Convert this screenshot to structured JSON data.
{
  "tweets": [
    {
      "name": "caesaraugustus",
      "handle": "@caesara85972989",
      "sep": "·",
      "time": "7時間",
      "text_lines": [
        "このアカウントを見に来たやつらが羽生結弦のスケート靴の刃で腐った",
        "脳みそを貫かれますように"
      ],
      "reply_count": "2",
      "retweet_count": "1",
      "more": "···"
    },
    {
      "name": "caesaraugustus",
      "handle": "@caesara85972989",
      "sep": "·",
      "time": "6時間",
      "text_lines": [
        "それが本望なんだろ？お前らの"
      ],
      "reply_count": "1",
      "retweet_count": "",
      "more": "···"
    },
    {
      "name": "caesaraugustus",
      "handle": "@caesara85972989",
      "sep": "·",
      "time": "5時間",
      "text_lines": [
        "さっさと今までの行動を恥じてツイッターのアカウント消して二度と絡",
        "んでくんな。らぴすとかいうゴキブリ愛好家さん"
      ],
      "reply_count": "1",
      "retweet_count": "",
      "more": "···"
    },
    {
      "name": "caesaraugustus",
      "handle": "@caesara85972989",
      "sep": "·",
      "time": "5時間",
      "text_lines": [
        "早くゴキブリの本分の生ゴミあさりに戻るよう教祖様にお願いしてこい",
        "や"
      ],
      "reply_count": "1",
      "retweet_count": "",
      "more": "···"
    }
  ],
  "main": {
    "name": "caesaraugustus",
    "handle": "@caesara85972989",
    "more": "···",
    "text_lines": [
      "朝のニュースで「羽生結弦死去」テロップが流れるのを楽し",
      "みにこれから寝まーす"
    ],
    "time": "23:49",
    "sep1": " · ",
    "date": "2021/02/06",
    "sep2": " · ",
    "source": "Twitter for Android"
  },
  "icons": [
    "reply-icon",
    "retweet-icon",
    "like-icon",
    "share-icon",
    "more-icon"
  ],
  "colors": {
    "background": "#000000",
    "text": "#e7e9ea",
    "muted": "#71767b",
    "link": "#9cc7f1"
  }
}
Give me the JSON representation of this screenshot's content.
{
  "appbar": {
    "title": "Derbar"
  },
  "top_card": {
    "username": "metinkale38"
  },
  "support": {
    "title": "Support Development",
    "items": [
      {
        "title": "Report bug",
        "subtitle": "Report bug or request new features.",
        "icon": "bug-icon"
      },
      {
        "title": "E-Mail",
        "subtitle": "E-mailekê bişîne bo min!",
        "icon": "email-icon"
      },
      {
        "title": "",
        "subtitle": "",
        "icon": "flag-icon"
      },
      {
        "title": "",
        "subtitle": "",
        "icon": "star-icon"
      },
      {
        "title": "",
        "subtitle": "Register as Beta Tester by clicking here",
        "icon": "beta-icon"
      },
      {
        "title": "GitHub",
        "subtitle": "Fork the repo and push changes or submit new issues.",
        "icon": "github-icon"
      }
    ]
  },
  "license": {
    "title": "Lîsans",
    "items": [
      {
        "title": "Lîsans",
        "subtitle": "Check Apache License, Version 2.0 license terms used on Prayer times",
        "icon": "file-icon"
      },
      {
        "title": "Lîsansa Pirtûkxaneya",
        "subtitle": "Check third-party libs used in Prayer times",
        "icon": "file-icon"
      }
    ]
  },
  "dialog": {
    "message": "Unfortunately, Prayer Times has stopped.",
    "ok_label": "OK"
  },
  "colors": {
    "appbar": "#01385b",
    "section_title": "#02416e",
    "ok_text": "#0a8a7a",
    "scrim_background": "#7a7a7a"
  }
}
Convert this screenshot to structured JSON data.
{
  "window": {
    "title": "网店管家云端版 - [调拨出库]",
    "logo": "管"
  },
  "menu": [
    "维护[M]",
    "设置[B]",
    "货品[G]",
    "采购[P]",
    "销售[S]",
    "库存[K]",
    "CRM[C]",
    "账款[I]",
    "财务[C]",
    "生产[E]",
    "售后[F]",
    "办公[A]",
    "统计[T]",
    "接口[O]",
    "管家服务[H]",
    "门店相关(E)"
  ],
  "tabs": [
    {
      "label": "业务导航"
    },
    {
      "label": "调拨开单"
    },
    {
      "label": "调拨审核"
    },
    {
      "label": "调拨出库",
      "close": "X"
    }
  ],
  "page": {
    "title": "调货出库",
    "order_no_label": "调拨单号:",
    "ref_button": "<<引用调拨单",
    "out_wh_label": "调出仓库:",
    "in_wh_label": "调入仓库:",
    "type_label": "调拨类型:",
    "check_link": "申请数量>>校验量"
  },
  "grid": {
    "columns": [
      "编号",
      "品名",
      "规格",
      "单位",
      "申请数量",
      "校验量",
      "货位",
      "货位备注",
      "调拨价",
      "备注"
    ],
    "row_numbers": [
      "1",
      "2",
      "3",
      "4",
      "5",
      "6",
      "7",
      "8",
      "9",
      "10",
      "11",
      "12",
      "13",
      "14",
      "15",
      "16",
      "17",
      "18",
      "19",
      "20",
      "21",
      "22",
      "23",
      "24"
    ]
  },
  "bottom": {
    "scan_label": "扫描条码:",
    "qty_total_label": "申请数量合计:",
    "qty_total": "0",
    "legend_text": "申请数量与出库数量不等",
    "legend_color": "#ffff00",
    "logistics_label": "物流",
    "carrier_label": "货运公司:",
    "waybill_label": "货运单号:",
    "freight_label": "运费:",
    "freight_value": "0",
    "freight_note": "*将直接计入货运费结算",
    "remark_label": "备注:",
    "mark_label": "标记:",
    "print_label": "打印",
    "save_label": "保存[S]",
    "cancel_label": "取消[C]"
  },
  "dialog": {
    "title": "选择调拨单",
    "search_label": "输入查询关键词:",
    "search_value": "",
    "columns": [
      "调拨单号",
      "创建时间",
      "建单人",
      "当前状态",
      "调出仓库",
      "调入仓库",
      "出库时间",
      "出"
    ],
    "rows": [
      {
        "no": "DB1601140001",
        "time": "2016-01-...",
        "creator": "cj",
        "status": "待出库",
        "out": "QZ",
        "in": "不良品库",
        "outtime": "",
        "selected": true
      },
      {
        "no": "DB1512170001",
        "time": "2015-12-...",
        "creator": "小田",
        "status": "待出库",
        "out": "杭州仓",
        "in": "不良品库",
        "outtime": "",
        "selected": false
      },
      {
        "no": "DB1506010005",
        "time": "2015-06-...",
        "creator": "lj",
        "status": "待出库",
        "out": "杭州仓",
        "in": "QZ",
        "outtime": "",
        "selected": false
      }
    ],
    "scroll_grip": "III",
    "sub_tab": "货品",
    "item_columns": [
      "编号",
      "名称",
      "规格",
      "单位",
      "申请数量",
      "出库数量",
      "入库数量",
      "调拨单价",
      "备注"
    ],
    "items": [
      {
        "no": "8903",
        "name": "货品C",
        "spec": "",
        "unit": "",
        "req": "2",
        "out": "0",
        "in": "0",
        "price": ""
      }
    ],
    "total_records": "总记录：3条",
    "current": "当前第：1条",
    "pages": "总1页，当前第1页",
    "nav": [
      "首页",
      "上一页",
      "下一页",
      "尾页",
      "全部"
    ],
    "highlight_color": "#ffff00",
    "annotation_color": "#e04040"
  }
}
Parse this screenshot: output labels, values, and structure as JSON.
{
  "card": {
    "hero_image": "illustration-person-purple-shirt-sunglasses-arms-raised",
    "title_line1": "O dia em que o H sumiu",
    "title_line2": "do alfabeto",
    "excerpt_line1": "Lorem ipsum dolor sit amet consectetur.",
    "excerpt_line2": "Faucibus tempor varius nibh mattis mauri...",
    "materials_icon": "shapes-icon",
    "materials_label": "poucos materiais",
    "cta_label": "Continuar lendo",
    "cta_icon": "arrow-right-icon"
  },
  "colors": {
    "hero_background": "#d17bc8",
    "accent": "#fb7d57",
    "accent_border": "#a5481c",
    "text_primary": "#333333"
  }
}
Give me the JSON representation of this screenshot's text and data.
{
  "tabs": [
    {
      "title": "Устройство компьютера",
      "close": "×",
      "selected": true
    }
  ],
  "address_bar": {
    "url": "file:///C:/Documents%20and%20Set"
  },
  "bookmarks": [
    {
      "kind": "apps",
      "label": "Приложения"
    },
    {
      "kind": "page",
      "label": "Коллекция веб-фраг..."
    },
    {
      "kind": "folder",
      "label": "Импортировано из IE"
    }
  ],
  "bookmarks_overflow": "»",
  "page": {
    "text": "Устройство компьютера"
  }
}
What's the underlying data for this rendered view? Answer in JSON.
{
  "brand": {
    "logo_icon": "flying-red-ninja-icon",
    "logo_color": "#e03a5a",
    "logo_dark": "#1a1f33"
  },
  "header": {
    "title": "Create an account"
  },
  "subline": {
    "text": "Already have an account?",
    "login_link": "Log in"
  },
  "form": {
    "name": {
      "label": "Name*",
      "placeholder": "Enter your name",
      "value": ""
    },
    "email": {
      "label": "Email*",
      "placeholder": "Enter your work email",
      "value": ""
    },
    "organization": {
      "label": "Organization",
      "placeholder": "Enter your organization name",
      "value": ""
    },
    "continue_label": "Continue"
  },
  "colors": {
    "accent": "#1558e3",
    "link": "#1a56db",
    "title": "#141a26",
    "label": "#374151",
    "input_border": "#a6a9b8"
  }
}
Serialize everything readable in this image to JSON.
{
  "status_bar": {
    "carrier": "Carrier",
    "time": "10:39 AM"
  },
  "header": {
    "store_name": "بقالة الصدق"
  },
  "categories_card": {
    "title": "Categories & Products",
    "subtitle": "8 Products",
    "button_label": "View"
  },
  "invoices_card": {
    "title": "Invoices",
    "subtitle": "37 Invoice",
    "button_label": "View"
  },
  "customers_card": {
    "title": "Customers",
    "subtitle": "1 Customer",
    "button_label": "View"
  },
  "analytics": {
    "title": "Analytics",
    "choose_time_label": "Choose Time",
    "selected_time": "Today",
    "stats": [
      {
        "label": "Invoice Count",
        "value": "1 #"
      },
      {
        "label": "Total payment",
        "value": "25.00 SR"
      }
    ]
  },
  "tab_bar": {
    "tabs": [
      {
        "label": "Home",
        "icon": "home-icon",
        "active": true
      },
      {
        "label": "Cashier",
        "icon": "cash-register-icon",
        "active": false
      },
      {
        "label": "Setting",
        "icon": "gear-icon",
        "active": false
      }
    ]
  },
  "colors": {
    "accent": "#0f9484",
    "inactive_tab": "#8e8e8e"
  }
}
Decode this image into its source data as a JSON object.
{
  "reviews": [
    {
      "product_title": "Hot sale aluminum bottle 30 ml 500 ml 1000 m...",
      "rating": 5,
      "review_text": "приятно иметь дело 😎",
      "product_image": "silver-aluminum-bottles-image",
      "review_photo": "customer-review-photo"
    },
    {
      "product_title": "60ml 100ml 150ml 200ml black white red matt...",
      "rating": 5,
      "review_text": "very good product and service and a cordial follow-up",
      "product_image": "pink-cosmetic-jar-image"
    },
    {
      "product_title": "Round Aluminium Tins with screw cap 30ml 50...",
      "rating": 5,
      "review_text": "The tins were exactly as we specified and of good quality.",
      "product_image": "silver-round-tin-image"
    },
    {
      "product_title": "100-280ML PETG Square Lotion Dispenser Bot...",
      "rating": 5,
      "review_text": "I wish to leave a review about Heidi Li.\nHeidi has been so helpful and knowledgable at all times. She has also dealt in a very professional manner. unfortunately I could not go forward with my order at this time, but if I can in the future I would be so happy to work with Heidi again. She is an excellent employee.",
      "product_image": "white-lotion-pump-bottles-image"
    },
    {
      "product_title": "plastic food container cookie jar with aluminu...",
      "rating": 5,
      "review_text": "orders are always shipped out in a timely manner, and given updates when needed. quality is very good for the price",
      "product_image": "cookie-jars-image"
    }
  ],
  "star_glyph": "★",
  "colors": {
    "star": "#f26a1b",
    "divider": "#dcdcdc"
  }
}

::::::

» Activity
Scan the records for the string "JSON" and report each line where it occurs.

» Response area
Convert this screenshot to structured JSON data.
Give me the JSON representation of this screenshot's content.
Convert this screenshot to structured JSON data.
Parse this screenshot: output labels, values, and structure as JSON.
Give me the JSON representation of this screenshot's text and data.
What's the underlying data for this rendered view? Answer in JSON.
Serialize everything readable in this image to JSON.
Decode this image into its source data as a JSON object.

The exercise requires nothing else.